The biggest football game ever to be played was on the television. The Packers and the Chiefs break for halftime.
Here come the ads targeted to all the musclebound men who would no doubt make up 100% of the viewing audience. (What? Other people watched it, too? “Impossible!” declares the advertising community. What are you, a freak?)
A commercial comes on screen. It’s nighttime, and a woman has pulled her car to the side of the road with a blown tire. She exits the car, looking Hitchcock-terrified.
The voiceover: “This flat tire needs a man!”
The woman then sets off down the dark road, walking unsteadily in her high heels.
“But when there’s no man around,” the voiceover continues as the wind sets up an eerie howling, “Goodyear should be!”
Nationwide Insurance Super Bowl Commercial, 2015
Aired During: Super Bowl XLIX
Worst For: Bringing football fans down, down, down
So, this terrible Super Bowl ad by insurance giant Nationwide starts with a cute kid on a tricycle failing to keep up with his bicycle-riding buddies. His despair is palpable. “I’ll never learn to ride a bike,” he thinks aloud.
Then he’s on a school bus, is kissed by a girl, and worries aloud that he’ll never get cooties.
Then he bemoans the fact that he’ll never fly, sail the ocean in a bathtub with a dog, or get married and live in a treehouse with toys and a tire swing.
We like this kid! We wish our spouses would consider living in a treehouse.
Then it turns out that this kid has been dead the whole time.
No one saw that coming. Viewers were in shock, letting the cheese drip off their nachos right onto the white carpet. No one noticed. No one cared. Because this cute little tyke was dead. Dead!
The only thing worse than this plot twist was the childhood preventable death statistics that followed.
The backlash to this utter downer of a commercial was pretty significant.
Just for Feet Super Bowl Commercial, 1999
Aired During: Super Bowl XXXIII
Worst For: “How Did This Get by the Quality Control People?”
Our final entry in the worst Super Bowl commercials ever is also probably our top pick (bottom pick?) for the prize. It’s 1999, a time of burgeoning awareness and sensitivity for all peoples and cultures.
Eighty-three million fans across America, in addition to fans all around the world, are watching Super Bowl XXXIII as things heat up between the Denver Broncos and the Atlanta Falcons.
Halftime arrives, and viewers prepare for an entertainment segment consisting of music by Gloria Estefan and Big Bad Voodoo Daddy, interspersed with the best commercials of the year.

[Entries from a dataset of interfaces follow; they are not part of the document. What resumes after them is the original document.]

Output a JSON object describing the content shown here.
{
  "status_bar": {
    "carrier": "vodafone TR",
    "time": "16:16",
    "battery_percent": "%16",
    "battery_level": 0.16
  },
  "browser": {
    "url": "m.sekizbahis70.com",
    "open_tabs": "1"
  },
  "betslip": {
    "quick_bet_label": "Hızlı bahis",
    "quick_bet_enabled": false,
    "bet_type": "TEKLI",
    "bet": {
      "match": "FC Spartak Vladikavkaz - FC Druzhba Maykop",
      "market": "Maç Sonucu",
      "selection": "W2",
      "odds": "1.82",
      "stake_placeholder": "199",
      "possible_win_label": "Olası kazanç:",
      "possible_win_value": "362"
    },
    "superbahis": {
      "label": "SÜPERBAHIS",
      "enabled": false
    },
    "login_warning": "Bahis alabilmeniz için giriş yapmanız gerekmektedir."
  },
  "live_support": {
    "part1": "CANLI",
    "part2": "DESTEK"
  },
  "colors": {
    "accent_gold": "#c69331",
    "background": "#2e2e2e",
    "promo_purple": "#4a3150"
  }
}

The scene: four white hunters in an off-road vehicle chase a black man who is on foot. From this opening scene, viewers are wide-eyed, gaping in shock.
The hunters have scanned the runner and run his information through a laptop, confirming that he’s “a match!” The barefoot African is given water laced with drugs. He staggers and falls to the ground.
By the time the runner comes out of the drug-induced coma, it is clear that the hunters have put running shoes on him.
The African runner is unable to dislodge the shoes from his feet, unable to return to his barefoot lifestyle. (Metaphor, anyone?)
This awful Super Bowl commercial was meant to promote Just for Feet, a chain of “friendly and responsible” shoe stores. Instead, the ad enraged millions of people, and Just for Feet sued the advertising company it had hired, claiming malpractice.
Not surprisingly, Just for Feet went bankrupt and closed up shop.
Wrapping Up the Worst Super Bowl Commercials of All Time
It’s frequently said that money doesn’t equal taste. We point to the facts in evidence here in this collection of the worst Super Bowl ads ever.
These advertisers spent, cumulatively, at least 30 million dollars. To put that into context, it’s roughly the amount required to send 210 students through expensive, private four-year universities.
Well, just like the bowl game itself, the impact of any given advertisement is hit or miss, and even the greats can trip and fall.
Our input: how about screening your Super Bowl commercial before a test audience to get feedback on the ad, rather than unveiling the commercial at the big game? Just a thought.
For a more positive take on Super Bowl ads, check out the following list.